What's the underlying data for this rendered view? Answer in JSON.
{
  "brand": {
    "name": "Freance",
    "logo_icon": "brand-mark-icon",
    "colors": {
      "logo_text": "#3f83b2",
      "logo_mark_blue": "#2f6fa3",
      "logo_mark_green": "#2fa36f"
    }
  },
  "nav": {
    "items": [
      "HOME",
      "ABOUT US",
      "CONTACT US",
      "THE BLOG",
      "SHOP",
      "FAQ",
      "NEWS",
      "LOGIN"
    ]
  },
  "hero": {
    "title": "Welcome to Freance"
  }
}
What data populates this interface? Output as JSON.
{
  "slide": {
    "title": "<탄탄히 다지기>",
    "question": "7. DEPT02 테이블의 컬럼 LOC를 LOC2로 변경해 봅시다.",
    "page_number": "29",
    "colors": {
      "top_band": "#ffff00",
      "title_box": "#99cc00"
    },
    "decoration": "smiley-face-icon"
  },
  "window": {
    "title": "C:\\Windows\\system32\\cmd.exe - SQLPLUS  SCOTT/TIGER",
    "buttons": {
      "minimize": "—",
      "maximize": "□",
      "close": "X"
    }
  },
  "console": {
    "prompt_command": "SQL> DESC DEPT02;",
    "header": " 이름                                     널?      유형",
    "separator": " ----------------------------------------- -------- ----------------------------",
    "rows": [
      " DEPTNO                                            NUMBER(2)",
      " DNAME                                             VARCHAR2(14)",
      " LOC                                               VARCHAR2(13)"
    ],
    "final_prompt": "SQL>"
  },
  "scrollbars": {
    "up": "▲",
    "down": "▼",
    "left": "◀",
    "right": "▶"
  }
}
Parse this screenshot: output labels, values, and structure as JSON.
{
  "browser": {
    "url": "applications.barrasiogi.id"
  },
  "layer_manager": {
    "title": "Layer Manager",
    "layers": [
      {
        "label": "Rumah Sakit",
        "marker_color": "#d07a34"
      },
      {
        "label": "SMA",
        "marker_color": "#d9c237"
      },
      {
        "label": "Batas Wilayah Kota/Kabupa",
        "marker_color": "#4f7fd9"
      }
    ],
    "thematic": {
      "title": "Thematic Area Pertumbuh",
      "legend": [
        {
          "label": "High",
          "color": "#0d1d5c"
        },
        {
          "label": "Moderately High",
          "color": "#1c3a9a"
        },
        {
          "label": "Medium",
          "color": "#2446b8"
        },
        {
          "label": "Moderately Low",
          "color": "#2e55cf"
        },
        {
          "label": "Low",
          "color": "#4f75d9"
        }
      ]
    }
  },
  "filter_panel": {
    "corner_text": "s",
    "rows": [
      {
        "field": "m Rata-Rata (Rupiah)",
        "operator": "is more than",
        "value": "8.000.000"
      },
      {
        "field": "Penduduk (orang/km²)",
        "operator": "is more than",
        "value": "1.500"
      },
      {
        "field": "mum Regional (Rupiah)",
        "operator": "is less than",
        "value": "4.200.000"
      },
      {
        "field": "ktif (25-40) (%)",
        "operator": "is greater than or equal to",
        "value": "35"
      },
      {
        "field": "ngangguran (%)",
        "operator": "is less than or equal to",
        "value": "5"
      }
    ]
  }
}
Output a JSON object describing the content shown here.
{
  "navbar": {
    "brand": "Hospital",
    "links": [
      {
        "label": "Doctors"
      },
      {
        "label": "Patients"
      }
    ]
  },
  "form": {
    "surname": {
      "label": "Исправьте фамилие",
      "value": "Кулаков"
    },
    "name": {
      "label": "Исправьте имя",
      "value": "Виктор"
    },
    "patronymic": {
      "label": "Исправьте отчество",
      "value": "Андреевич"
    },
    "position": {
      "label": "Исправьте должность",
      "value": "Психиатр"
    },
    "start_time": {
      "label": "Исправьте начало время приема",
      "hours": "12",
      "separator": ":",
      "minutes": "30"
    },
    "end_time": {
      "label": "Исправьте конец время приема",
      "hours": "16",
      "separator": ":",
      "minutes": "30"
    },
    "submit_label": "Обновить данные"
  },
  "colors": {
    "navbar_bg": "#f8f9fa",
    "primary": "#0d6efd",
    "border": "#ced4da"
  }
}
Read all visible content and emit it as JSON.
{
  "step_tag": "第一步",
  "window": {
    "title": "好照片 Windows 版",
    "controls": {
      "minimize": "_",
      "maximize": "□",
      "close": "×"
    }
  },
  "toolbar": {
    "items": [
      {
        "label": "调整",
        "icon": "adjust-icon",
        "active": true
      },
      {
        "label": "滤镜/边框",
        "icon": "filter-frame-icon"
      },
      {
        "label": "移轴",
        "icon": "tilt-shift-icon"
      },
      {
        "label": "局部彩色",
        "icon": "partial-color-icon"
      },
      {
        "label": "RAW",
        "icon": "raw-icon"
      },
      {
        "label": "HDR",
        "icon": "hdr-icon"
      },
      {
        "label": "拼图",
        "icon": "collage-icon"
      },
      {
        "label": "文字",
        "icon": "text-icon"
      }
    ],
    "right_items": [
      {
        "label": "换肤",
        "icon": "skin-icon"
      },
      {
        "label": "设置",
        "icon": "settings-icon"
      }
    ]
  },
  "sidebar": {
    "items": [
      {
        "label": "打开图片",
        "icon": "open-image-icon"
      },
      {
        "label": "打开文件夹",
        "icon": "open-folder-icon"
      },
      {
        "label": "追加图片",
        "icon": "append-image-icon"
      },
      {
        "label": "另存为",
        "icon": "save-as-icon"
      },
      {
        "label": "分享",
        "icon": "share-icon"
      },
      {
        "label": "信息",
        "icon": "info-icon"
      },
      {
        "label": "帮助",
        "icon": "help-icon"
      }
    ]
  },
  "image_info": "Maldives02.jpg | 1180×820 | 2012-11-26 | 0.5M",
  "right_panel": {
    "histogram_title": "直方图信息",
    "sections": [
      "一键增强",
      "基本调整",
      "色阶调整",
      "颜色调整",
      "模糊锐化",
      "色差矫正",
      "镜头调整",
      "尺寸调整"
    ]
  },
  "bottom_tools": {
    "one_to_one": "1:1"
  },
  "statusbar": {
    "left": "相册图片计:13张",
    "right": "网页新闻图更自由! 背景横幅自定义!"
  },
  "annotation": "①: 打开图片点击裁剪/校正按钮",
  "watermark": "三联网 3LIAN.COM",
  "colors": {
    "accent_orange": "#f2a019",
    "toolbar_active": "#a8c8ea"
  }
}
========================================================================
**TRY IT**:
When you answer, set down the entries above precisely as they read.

**WRITTEN SOLUTION**:
What's the underlying data for this rendered view? Answer in JSON.
{
  "brand": {
    "name": "Freance",
    "logo_icon": "brand-mark-icon",
    "colors": {
      "logo_text": "#3f83b2",
      "logo_mark_blue": "#2f6fa3",
      "logo_mark_green": "#2fa36f"
    }
  },
  "nav": {
    "items": [
      "HOME",
      "ABOUT US",
      "CONTACT US",
      "THE BLOG",
      "SHOP",
      "FAQ",
      "NEWS",
      "LOGIN"
    ]
  },
  "hero": {
    "title": "Welcome to Freance"
  }
}
What data populates this interface? Output as JSON.
{
  "slide": {
    "title": "<탄탄히 다지기>",
    "question": "7. DEPT02 테이블의 컬럼 LOC를 LOC2로 변경해 봅시다.",
    "page_number": "29",
    "colors": {
      "top_band": "#ffff00",
      "title_box": "#99cc00"
    },
    "decoration": "smiley-face-icon"
  },
  "window": {
    "title": "C:\\Windows\\system32\\cmd.exe - SQLPLUS  SCOTT/TIGER",
    "buttons": {
      "minimize": "—",
      "maximize": "□",
      "close": "X"
    }
  },
  "console": {
    "prompt_command": "SQL> DESC DEPT02;",
    "header": " 이름                                     널?      유형",
    "separator": " ----------------------------------------- -------- ----------------------------",
    "rows": [
      " DEPTNO                                            NUMBER(2)",
      " DNAME                                             VARCHAR2(14)",
      " LOC                                               VARCHAR2(13)"
    ],
    "final_prompt": "SQL>"
  },
  "scrollbars": {
    "up": "▲",
    "down": "▼",
    "left": "◀",
    "right": "▶"
  }
}
Parse this screenshot: output labels, values, and structure as JSON.
{
  "browser": {
    "url": "applications.barrasiogi.id"
  },
  "layer_manager": {
    "title": "Layer Manager",
    "layers": [
      {
        "label": "Rumah Sakit",
        "marker_color": "#d07a34"
      },
      {
        "label": "SMA",
        "marker_color": "#d9c237"
      },
      {
        "label": "Batas Wilayah Kota/Kabupa",
        "marker_color": "#4f7fd9"
      }
    ],
    "thematic": {
      "title": "Thematic Area Pertumbuh",
      "legend": [
        {
          "label": "High",
          "color": "#0d1d5c"
        },
        {
          "label": "Moderately High",
          "color": "#1c3a9a"
        },
        {
          "label": "Medium",
          "color": "#2446b8"
        },
        {
          "label": "Moderately Low",
          "color": "#2e55cf"
        },
        {
          "label": "Low",
          "color": "#4f75d9"
        }
      ]
    }
  },
  "filter_panel": {
    "corner_text": "s",
    "rows": [
      {
        "field": "m Rata-Rata (Rupiah)",
        "operator": "is more than",
        "value": "8.000.000"
      },
      {
        "field": "Penduduk (orang/km²)",
        "operator": "is more than",
        "value": "1.500"
      },
      {
        "field": "mum Regional (Rupiah)",
        "operator": "is less than",
        "value": "4.200.000"
      },
      {
        "field": "ktif (25-40) (%)",
        "operator": "is greater than or equal to",
        "value": "35"
      },
      {
        "field": "ngangguran (%)",
        "operator": "is less than or equal to",
        "value": "5"
      }
    ]
  }
}
Output a JSON object describing the content shown here.
{
  "navbar": {
    "brand": "Hospital",
    "links": [
      {
        "label": "Doctors"
      },
      {
        "label": "Patients"
      }
    ]
  },
  "form": {
    "surname": {
      "label": "Исправьте фамилие",
      "value": "Кулаков"
    },
    "name": {
      "label": "Исправьте имя",
      "value": "Виктор"
    },
    "patronymic": {
      "label": "Исправьте отчество",
      "value": "Андреевич"
    },
    "position": {
      "label": "Исправьте должность",
      "value": "Психиатр"
    },
    "start_time": {
      "label": "Исправьте начало время приема",
      "hours": "12",
      "separator": ":",
      "minutes": "30"
    },
    "end_time": {
      "label": "Исправьте конец время приема",
      "hours": "16",
      "separator": ":",
      "minutes": "30"
    },
    "submit_label": "Обновить данные"
  },
  "colors": {
    "navbar_bg": "#f8f9fa",
    "primary": "#0d6efd",
    "border": "#ced4da"
  }
}
Read all visible content and emit it as JSON.
{
  "step_tag": "第一步",
  "window": {
    "title": "好照片 Windows 版",
    "controls": {
      "minimize": "_",
      "maximize": "□",
      "close": "×"
    }
  },
  "toolbar": {
    "items": [
      {
        "label": "调整",
        "icon": "adjust-icon",
        "active": true
      },
      {
        "label": "滤镜/边框",
        "icon": "filter-frame-icon"
      },
      {
        "label": "移轴",
        "icon": "tilt-shift-icon"
      },
      {
        "label": "局部彩色",
        "icon": "partial-color-icon"
      },
      {
        "label": "RAW",
        "icon": "raw-icon"
      },
      {
        "label": "HDR",
        "icon": "hdr-icon"
      },
      {
        "label": "拼图",
        "icon": "collage-icon"
      },
      {
        "label": "文字",
        "icon": "text-icon"
      }
    ],
    "right_items": [
      {
        "label": "换肤",
        "icon": "skin-icon"
      },
      {
        "label": "设置",
        "icon": "settings-icon"
      }
    ]
  },
  "sidebar": {
    "items": [
      {
        "label": "打开图片",
        "icon": "open-image-icon"
      },
      {
        "label": "打开文件夹",
        "icon": "open-folder-icon"
      },
      {
        "label": "追加图片",
        "icon": "append-image-icon"
      },
      {
        "label": "另存为",
        "icon": "save-as-icon"
      },
      {
        "label": "分享",
        "icon": "share-icon"
      },
      {
        "label": "信息",
        "icon": "info-icon"
      },
      {
        "label": "帮助",
        "icon": "help-icon"
      }
    ]
  },
  "image_info": "Maldives02.jpg | 1180×820 | 2012-11-26 | 0.5M",
  "right_panel": {
    "histogram_title": "直方图信息",
    "sections": [
      "一键增强",
      "基本调整",
      "色阶调整",
      "颜色调整",
      "模糊锐化",
      "色差矫正",
      "镜头调整",
      "尺寸调整"
    ]
  },
  "bottom_tools": {
    "one_to_one": "1:1"
  },
  "statusbar": {
    "left": "相册图片计:13张",
    "right": "网页新闻图更自由! 背景横幅自定义!"
  },
  "annotation": "①: 打开图片点击裁剪/校正按钮",
  "watermark": "三联网 3LIAN.COM",
  "colors": {
    "accent_orange": "#f2a019",
    "toolbar_active": "#a8c8ea"
  }
}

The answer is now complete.